[Data extracted from a collection]

====

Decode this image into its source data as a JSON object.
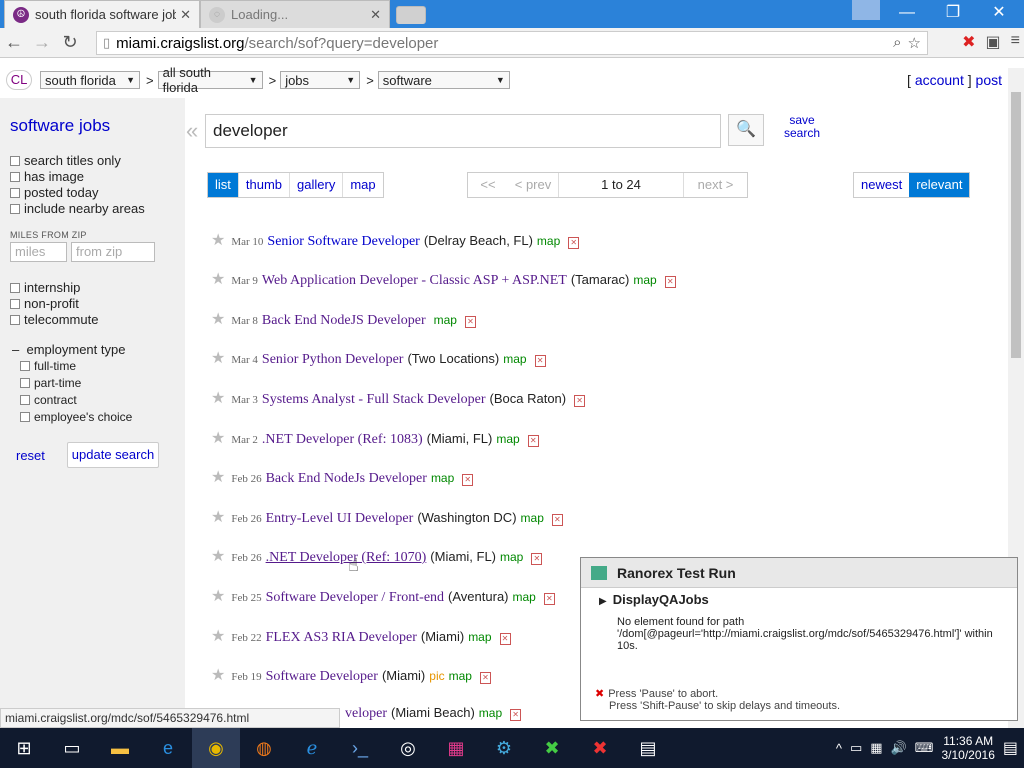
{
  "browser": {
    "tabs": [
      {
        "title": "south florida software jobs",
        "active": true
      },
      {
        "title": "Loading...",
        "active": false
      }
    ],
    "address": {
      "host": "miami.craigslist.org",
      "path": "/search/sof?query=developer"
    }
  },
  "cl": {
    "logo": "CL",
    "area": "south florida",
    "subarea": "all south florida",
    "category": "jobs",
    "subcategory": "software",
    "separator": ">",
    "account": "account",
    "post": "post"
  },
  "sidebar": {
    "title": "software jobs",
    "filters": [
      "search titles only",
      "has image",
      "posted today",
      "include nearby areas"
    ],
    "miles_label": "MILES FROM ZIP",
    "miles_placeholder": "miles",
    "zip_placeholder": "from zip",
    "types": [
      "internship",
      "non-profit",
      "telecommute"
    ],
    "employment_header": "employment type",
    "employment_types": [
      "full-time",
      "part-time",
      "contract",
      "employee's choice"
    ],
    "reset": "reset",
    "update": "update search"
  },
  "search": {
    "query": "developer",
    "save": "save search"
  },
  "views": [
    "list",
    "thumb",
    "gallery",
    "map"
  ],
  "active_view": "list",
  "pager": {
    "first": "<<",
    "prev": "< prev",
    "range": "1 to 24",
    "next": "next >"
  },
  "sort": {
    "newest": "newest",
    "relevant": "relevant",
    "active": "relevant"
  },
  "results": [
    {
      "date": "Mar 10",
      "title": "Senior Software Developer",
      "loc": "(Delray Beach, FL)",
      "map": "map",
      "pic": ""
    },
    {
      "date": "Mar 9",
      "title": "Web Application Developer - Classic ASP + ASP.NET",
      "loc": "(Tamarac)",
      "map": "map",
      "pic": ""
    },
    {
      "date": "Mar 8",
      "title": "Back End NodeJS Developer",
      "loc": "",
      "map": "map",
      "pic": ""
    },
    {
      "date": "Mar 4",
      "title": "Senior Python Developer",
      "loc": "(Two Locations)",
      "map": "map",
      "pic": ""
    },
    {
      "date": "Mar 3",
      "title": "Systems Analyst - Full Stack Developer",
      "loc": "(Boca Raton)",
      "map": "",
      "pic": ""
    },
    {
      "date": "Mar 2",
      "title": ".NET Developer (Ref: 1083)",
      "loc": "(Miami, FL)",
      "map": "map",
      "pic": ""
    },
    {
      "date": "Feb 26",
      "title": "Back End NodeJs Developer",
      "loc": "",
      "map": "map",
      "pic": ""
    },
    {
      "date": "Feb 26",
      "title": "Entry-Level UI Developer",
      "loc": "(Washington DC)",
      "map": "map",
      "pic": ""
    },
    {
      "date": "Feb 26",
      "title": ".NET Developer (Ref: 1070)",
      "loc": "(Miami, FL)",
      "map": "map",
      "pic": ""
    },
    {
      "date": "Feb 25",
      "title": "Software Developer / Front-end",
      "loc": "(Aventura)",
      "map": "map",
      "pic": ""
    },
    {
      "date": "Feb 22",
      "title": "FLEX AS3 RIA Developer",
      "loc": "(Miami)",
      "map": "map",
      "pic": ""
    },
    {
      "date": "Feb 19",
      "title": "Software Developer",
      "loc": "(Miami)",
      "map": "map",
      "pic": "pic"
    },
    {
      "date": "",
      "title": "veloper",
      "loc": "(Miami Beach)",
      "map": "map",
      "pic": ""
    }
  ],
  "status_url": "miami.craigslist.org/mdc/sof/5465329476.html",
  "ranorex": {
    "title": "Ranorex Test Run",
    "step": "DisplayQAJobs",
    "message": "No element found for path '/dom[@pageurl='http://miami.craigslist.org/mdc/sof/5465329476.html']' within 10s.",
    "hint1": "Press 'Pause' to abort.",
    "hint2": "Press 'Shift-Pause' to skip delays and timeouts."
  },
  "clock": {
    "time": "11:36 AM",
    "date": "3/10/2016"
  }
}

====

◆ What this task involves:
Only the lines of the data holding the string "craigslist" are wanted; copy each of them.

◆ Answer section:
      "host": "miami.craigslist.org",
  "status_url": "miami.craigslist.org/mdc/sof/5465329476.html",
    "message": "No element found for path '/dom[@pageurl='http://miami.craigslist.org/mdc/sof/5465329476.html']' within 10s.",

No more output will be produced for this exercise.